The reports highlight the strides and economic growth that Latinos have had in recent years. More importantly, it makes the argument of how vital this population group will be to continue moving the U.S. economy as a whole. “Latinos currently are and will increasingly become a critical foundation of support for the new American economy,” the study says.

It’s no surprise as the Latino population has made an immense impact on the U.S. as a whole in the last decade, whether its through education, socially and now economically.  

Credit: Unsplash

The study, which was released last month in concurrence with the L’Attitude conference in San Diego hosted by The National Association of Hispanic Real Estate Professionals, argues why these advancements are now finally being seen by Latinos. This generation of Latinos is expected to make some of the biggest contributions in the coming decades due to being well-positioned than previous generations. 

During previous waves, most notably the during the ’50s and ’60s, U.S. Latinos were more likely to be immigrants who worked in low-wage jobs in positions like agriculture and construction, according to David Hayes-Bautista, director of the Center for the Study of Latino Health and Culture at UCLA and an author of the study. Now, as the population group has settled in and has made social advancements, the Latino workforce is expected to be very different.

As these generational gaps increase, so does the median age of Latinos in the U.S. which is currently 46 years old. While on the other hand, their children’s median age stands at 19. This essentially means that this forthcoming Latino demographic is set to enter a workforce more prepared, whether financially or educationally, than any previous one. That can be attributed to having access to better schools and being native English speakers. Latinos have also made huge leaps in the last decade when it comes to getting a bachelor’s degree as the number increased by 51% from 2010 to 2017, while the non-Latino educated population grew by 21 percent. 

“Given robust population growth, high labor force participation, rising incomes, and strong increases in educational attainment, we expect the significant growth premium enjoyed by U.S. Latinos to be maintained in the years ahead,” said Matthew Fienup, executive director of the Center for Economic Research and Forecasting at California Lutheran University and one of the authors of the study. 

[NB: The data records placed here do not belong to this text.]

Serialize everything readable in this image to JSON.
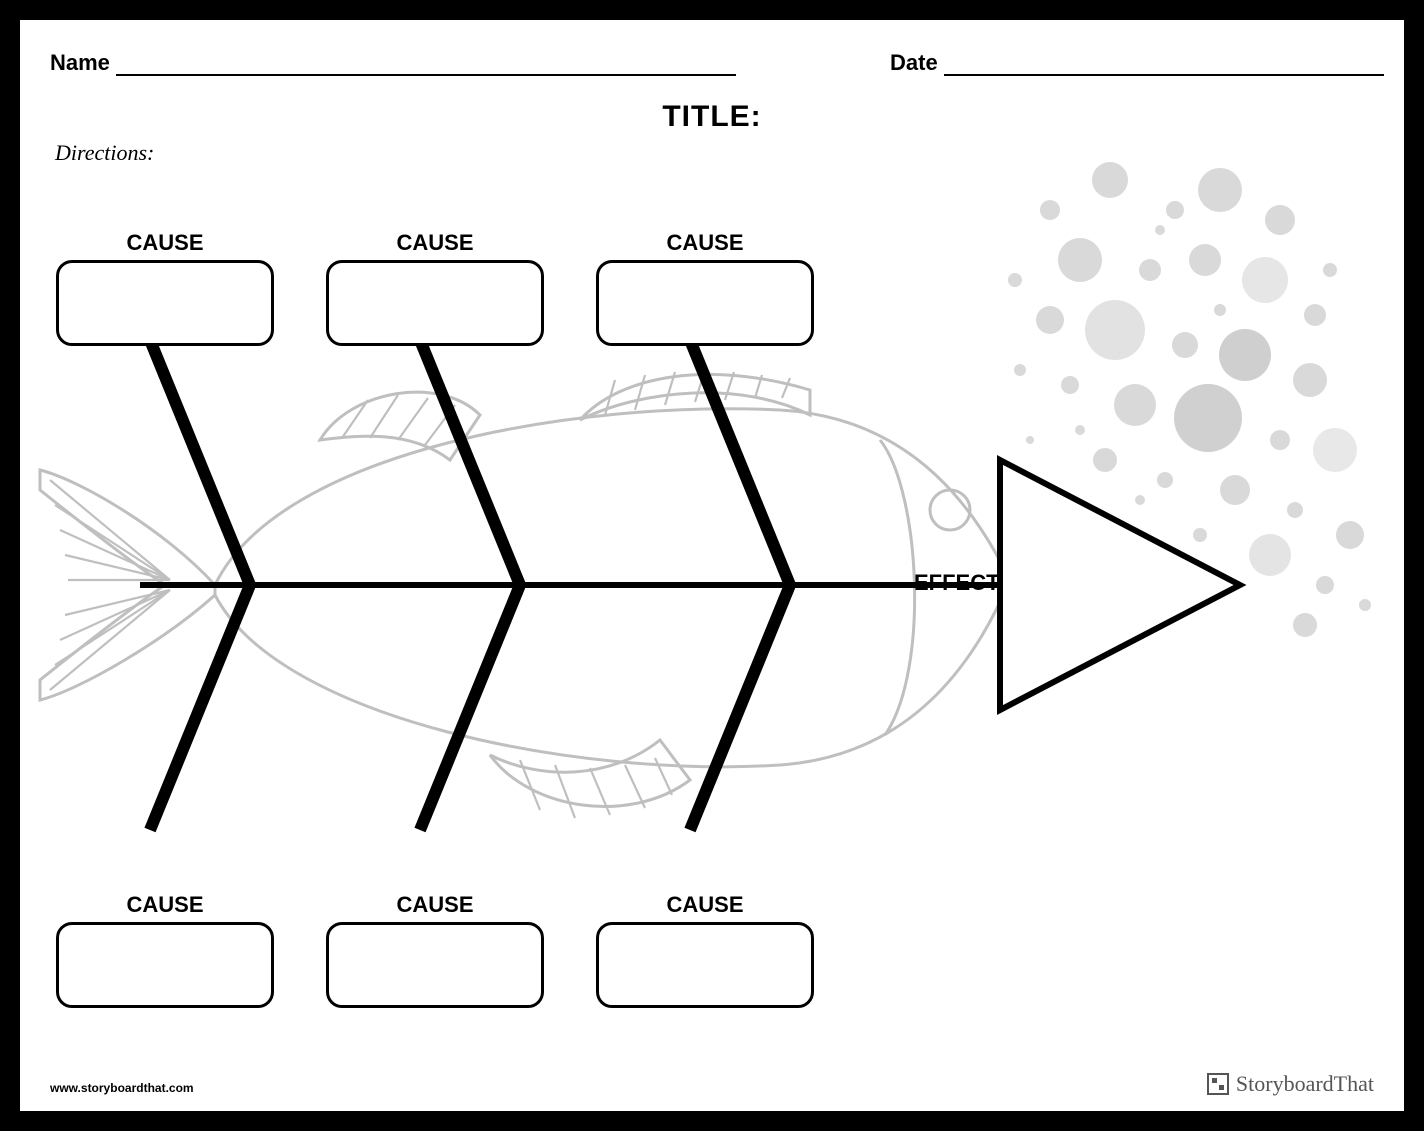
{
  "header": {
    "name_label": "Name",
    "date_label": "Date",
    "title_label": "TITLE:",
    "directions_label": "Directions:"
  },
  "diagram": {
    "type": "fishbone",
    "effect_label": "EFFECT:",
    "causes_top": [
      {
        "label": "CAUSE"
      },
      {
        "label": "CAUSE"
      },
      {
        "label": "CAUSE"
      }
    ],
    "causes_bottom": [
      {
        "label": "CAUSE"
      },
      {
        "label": "CAUSE"
      },
      {
        "label": "CAUSE"
      }
    ]
  },
  "footer": {
    "url": "www.storyboardthat.com",
    "brand": "StoryboardThat"
  }
}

One thing is for sure, any success that the U.S. economy is going to have in the near future can be attributed to the advancements of Latinos as well.

Credit: Unsplash

Latinos are contributing economically now more than ever and this growth will only continue as the population does. The Latino population in the U.S. is growing rapidly, which in return has increased the group’s economic role in the country. Between 2008 and 2018, the Latino share of the entire U.S. population grew from 16 percent to 18 percent. Latinos also accounted for about half (52 percent) of all U.S. population growth over this decade. 

With a bigger population group that also means more people at work. The U.S. Census Bureau estimates than Latinos will account for an additional 30 million workers that will enter the U.S. labor force by 2060.  

This is all amounting to even more growth, socially and economically, when it comes to U.S. Latinos. We can only imagine what impact the next generation of Latinos will have on this country and the strides our people will have along the way. 

READ: A Newly Restored Version of The 90s ‘Selena’ Classic Film Starring Jennifer Lopez Is Coming To The Big Screen Again